- Top WHO experts seem to disagree on whether Omicron can spell the end of the pandemic.
- On Sunday, the WHO’s regional director for Europe suggested that the edition could mark the beginning of an “endgame” for Europe.
- But on Monday, the head of the WHO said it was “dangerous to believe” that Omicron is the final version.
Top World Health Organization officials expressed conflicting views on whether Omicron’s dominance signals a possible end to the pandemic.
The Director-General of the World Health Organization on Monday cautioned against assuming that the pandemic is approaching an “endgame” and said it is now “dangerous” to believe that Omicron will be the final version.
“In contrast, globally, conditions are ideal for more variants to emerge,” said Dr. Tedros Adhanom Ghebreyesus during a briefing in Geneva.
“There are different scenarios for how the pandemic might play out.
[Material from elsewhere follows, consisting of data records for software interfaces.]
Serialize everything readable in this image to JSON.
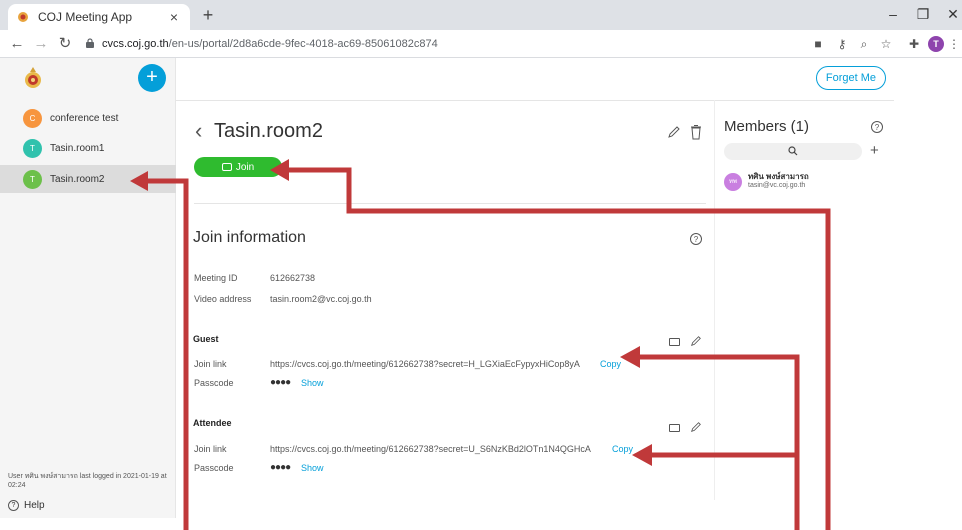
{
  "browser": {
    "tab_title": "COJ Meeting App",
    "tab_close": "×",
    "new_tab": "+",
    "url_host": "cvcs.coj.go.th",
    "url_path": "/en-us/portal/2d8a6cde-9fec-4018-ac69-85061082c874",
    "profile_initial": "T"
  },
  "sidebar": {
    "plus": "+",
    "rooms": [
      {
        "initial": "C",
        "label": "conference test",
        "color": "#f7953e"
      },
      {
        "initial": "T",
        "label": "Tasin.room1",
        "color": "#30c2ad"
      },
      {
        "initial": "T",
        "label": "Tasin.room2",
        "color": "#6cc04a"
      }
    ],
    "last_login": "User ทศิน พงษ์สามารถ last logged in 2021-01-19 at 02:24",
    "help": "Help"
  },
  "header": {
    "forget_me": "Forget Me"
  },
  "room": {
    "title": "Tasin.room2",
    "join": "Join"
  },
  "join_info": {
    "title": "Join information",
    "meeting_id_label": "Meeting ID",
    "meeting_id": "612662738",
    "video_address_label": "Video address",
    "video_address": "tasin.room2@vc.coj.go.th",
    "guest": {
      "heading": "Guest",
      "join_link_label": "Join link",
      "join_link": "https://cvcs.coj.go.th/meeting/612662738?secret=H_LGXiaEcFypyxHiCop8yA",
      "copy": "Copy",
      "passcode_label": "Passcode",
      "passcode_mask": "●●●●",
      "show": "Show"
    },
    "attendee": {
      "heading": "Attendee",
      "join_link_label": "Join link",
      "join_link": "https://cvcs.coj.go.th/meeting/612662738?secret=U_S6NzKBd2lOTn1N4QGHcA",
      "copy": "Copy",
      "passcode_label": "Passcode",
      "passcode_mask": "●●●●",
      "show": "Show"
    }
  },
  "members": {
    "title": "Members (1)",
    "add": "+",
    "list": [
      {
        "avatar": "ทพ",
        "name": "ทศิน พงษ์สามารถ",
        "email": "tasin@vc.coj.go.th"
      }
    ]
  },
  "colors": {
    "accent": "#049fd9",
    "join_green": "#2fbb2f",
    "arrow_red": "#c0393a"
  }
}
And how the acute phase might end. But it’s dangerous to assume that O’Micron will be the final version or that we’re in the endgame,” he said.
His warning came as health experts and pundits raised hopes that a more contagious yet reportedly mild omicron variant could signal the final stretch of the pandemic’s rapid period.
A day earlier, the WHO’s regional director for Europe, Hans Kluge, told Agence France Presse that “it is plausible that the region is moving towards the end of a kind of pandemic.”
Given how Omicron is spreading across Europe, the region will experience “a global immunity in quite a few weeks and months” due to immunity from both infections and vaccines and the “low season”, Kluge said.
“We anticipate that there will be a period of peace before COVID-19 returns at the end of the year, but the pandemic does not necessarily return,” Kluge said.
Europe has reported nearly 115 million COVID infections among its 750 million residents. According to the European Center for Disease Prevention and Control, Omicron, which is believed to induce less severe disease than Delta but can still cause hospitalization and death, is now the cause of the virus in most European countries. The main stress.
Top US health expert Anthony Fauci also presented a rosier outlook for Americans, saying on Sunday that he was “as confident as you can be” that Omicron would peak in most states by mid-February.
He told ABC’s “This Week” that the US will begin to see “changes” with the pandemic as daily cases begin to decline.
The US reported nearly 222,000 COVID-19 cases on Monday, while cases rose to a record 1.3 million on January 10. Omicron now also has the highest number of COVID cases in the US.
Still, all three experts – Tedros, Kluge and Fauci – urged caution and advised against overconfidence.
“There’s a lot of talk about endemic, but endemic means it’s possible to predict what’s going to happen. This virus has taken us by surprise more than once, so we have to be very careful,” Kluge told AFP. Will happen.”
Tedros offered some bullishness on the pandemic, saying that COVID-19 may no longer be a global health emergency in 2022 if the world rallies to hit the WHO’s targets, which include 70 of each country’s population. % vaccination and closely monitoring its spread. Virus to take new forms.
The WHO has long condemned the huge gap in access to vaccines between poor and rich countries. Tedros warned repeatedly that leaving large populations around the world unvaccinated would affect every country’s progress against the pandemic.
“It is true that we will live with COVID for the foreseeable future and we need to learn to manage it through a continuous and integrated system for acute respiratory diseases, which will provide a platform for preparedness for future pandemics,” Tedros said.
“But learning to live with COVID doesn’t mean we give this virus a free ride. It may not mean we accept about 50,000 deaths a week from a preventable and treatable disease.”